Although rather detailed embodiments have been described, it is understood that they have been provided by way of example only. Various modifications to the specific embodiment will be apparent to those having ordinary skill in the art without departing from the spirit and the scope of the invention.
1. A circuit for generating a high frequency signal to a load, comprising
- a resonating circuit connected to the load,
- a thyristor connected to the resonating circuit such that when said thyristor is gated on, the resonating circuit naturally commutates said thyristor at a natural commutation interval,
- a voltage adjusting circuit connected to said thyristor for providing energy to said resonating circuit when said thyristor is gated on to initiate oscillations in said resonant circuit for driving the load at high frequency,
- said energy to said resonating circuit being a pulse,

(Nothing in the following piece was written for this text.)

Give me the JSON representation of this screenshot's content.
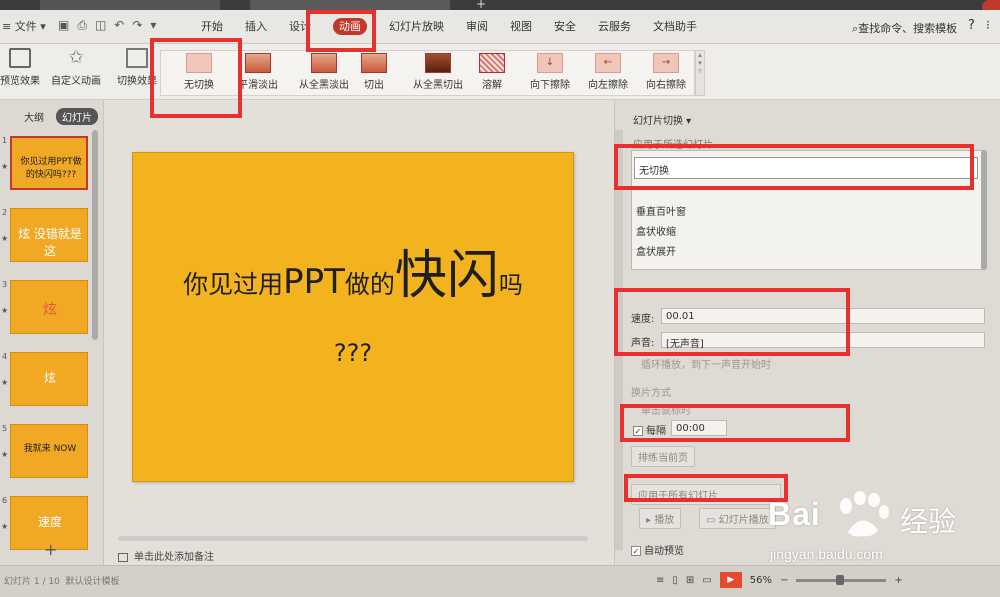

- said voltage adjusting circuit also providing a potential to said thyristor which changes to a lower value after said thyristor is gated on to thereby ensure non-conductive latching of said thyristor by lengthening said natural commutation interval, and
- gate energizing means for abruptly forward biasing the gate of said thyristor for turn on thereof, and abruptly negatively biasing the gate of said thyristor following reversal of the rate that said pulse changes from a rising pulse to a declining pulse.
2. A circuit in accordance with claim 1, wherein said gate energization means includes
- a capacitor charged by a voltage source, and
- a bidirectional semiconductor device connected to said capacitor and to the gate of said thyristor, such that a predetermined charge on said capacitor causes conduction of said semiconductor device and gating on of said thyristor.
3. A circuit in accordance with claim 1, wherein said gate energization means includes maintaining means for applying a gate energizing voltage to said thyristor following the initiating of abrupt forward biasing and preceding the initiation of abrupt negative biasing.
4. A circuit in accordance with claim 3, wherein said maintaining means includes a transformer winding coupled to said resonant circuit and a capacitor connected to the gate of said thyristor, said capacitor being charged by said inductor when said resonant circuit is in oscillation so as to maintain a forward gate bias on the gate of said thyristor.
5. A circuit in accordance with claim 4, wherein said gate energization means includes means for discharging said capacitor of said maintaining means and negatively biasing the gate of said thyristor.
6. A circuit in accordance with claim 5, wherein said discharging means includes a programmable unijunction transistor connected to the side of said first named capacitor opposite from the connection thereof to the gate of said thyristor, a second capacitor connected to the other side of said first named capacitor and to the anode of said programmable unijunction transistor, the gate of said programmable unijunction transistor being connected to said transformer winding coupled to said resonating circuit so that when there is a lessening of potential in said transformer winding resulting from its inductive coupling, the potential on the gate of the programmable unijunction transistor reduces in comparison with its anode causing its conduction and discharging said first named capacitor to abruptly reverse bias the gate of said thyristor.
U.S. Patent Documents
|3328721||June 1967||Hehenkamp et al.|
|3534243||October 1970||Kondo et al.|
|3663895||May 1972||Hochheiser et al.|
International Classification: H05B 3702; H05B 3904; H05B 4136;